--- Exercise objective ---
Output every line of the data exactly as it appears.
Data in this exercise: Begin
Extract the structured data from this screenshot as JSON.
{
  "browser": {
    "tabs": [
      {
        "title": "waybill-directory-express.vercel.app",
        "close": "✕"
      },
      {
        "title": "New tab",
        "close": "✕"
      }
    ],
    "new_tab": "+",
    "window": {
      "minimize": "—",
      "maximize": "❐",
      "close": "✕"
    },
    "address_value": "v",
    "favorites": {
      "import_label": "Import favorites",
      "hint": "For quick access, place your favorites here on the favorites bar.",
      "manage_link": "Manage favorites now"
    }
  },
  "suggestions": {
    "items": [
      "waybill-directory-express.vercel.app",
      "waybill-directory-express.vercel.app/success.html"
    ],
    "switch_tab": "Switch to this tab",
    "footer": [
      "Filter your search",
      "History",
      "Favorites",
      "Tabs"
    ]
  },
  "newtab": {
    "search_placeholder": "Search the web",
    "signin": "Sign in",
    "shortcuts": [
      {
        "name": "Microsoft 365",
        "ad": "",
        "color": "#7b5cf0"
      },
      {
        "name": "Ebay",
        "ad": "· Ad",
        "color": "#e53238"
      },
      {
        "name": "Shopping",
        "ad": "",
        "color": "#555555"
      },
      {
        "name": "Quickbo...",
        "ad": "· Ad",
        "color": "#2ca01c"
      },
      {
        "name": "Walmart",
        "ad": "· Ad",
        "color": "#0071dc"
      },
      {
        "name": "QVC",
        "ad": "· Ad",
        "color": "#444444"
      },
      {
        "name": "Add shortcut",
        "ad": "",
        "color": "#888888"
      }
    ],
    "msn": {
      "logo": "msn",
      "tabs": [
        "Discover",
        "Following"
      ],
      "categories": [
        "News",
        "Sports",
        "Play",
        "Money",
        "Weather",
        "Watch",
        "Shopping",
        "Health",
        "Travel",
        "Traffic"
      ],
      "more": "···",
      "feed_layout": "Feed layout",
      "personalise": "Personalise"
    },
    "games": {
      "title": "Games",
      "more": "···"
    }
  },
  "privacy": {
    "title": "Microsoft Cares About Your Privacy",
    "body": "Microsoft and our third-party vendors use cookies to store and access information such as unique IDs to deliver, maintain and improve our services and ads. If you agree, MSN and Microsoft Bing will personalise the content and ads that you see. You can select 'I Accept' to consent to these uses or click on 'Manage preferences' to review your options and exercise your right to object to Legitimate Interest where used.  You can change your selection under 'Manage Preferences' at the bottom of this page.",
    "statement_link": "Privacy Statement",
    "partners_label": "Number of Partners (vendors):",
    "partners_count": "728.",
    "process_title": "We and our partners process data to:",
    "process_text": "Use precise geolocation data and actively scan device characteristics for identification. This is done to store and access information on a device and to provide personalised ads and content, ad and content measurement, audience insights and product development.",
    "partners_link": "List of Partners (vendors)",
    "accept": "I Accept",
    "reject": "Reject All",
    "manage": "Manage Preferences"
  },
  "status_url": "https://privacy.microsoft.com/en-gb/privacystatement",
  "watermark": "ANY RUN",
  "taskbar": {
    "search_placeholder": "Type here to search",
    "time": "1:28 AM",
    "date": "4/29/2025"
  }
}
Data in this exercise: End
--- Response below ---
Extract the structured data from this screenshot as JSON.
{
  "browser": {
    "tabs": [
      {
        "title": "waybill-directory-express.vercel.app",
        "close": "✕"
      },
      {
        "title": "New tab",
        "close": "✕"
      }
    ],
    "new_tab": "+",
    "window": {
      "minimize": "—",
      "maximize": "❐",
      "close": "✕"
    },
    "address_value": "v",
    "favorites": {
      "import_label": "Import favorites",
      "hint": "For quick access, place your favorites here on the favorites bar.",
      "manage_link": "Manage favorites now"
    }
  },
  "suggestions": {
    "items": [
      "waybill-directory-express.vercel.app",
      "waybill-directory-express.vercel.app/success.html"
    ],
    "switch_tab": "Switch to this tab",
    "footer": [
      "Filter your search",
      "History",
      "Favorites",
      "Tabs"
    ]
  },
  "newtab": {
    "search_placeholder": "Search the web",
    "signin": "Sign in",
    "shortcuts": [
      {
        "name": "Microsoft 365",
        "ad": "",
        "color": "#7b5cf0"
      },
      {
        "name": "Ebay",
        "ad": "· Ad",
        "color": "#e53238"
      },
      {
        "name": "Shopping",
        "ad": "",
        "color": "#555555"
      },
      {
        "name": "Quickbo...",
        "ad": "· Ad",
        "color": "#2ca01c"
      },
      {
        "name": "Walmart",
        "ad": "· Ad",
        "color": "#0071dc"
      },
      {
        "name": "QVC",
        "ad": "· Ad",
        "color": "#444444"
      },
      {
        "name": "Add shortcut",
        "ad": "",
        "color": "#888888"
      }
    ],
    "msn": {
      "logo": "msn",
      "tabs": [
        "Discover",
        "Following"
      ],
      "categories": [
        "News",
        "Sports",
        "Play",
        "Money",
        "Weather",
        "Watch",
        "Shopping",
        "Health",
        "Travel",
        "Traffic"
      ],
      "more": "···",
      "feed_layout": "Feed layout",
      "personalise": "Personalise"
    },
    "games": {
      "title": "Games",
      "more": "···"
    }
  },
  "privacy": {
    "title": "Microsoft Cares About Your Privacy",
    "body": "Microsoft and our third-party vendors use cookies to store and access information such as unique IDs to deliver, maintain and improve our services and ads. If you agree, MSN and Microsoft Bing will personalise the content and ads that you see. You can select 'I Accept' to consent to these uses or click on 'Manage preferences' to review your options and exercise your right to object to Legitimate Interest where used.  You can change your selection under 'Manage Preferences' at the bottom of this page.",
    "statement_link": "Privacy Statement",
    "partners_label": "Number of Partners (vendors):",
    "partners_count": "728.",
    "process_title": "We and our partners process data to:",
    "process_text": "Use precise geolocation data and actively scan device characteristics for identification. This is done to store and access information on a device and to provide personalised ads and content, ad and content measurement, audience insights and product development.",
    "partners_link": "List of Partners (vendors)",
    "accept": "I Accept",
    "reject": "Reject All",
    "manage": "Manage Preferences"
  },
  "status_url": "https://privacy.microsoft.com/en-gb/privacystatement",
  "watermark": "ANY RUN",
  "taskbar": {
    "search_placeholder": "Type here to search",
    "time": "1:28 AM",
    "date": "4/29/2025"
  }
}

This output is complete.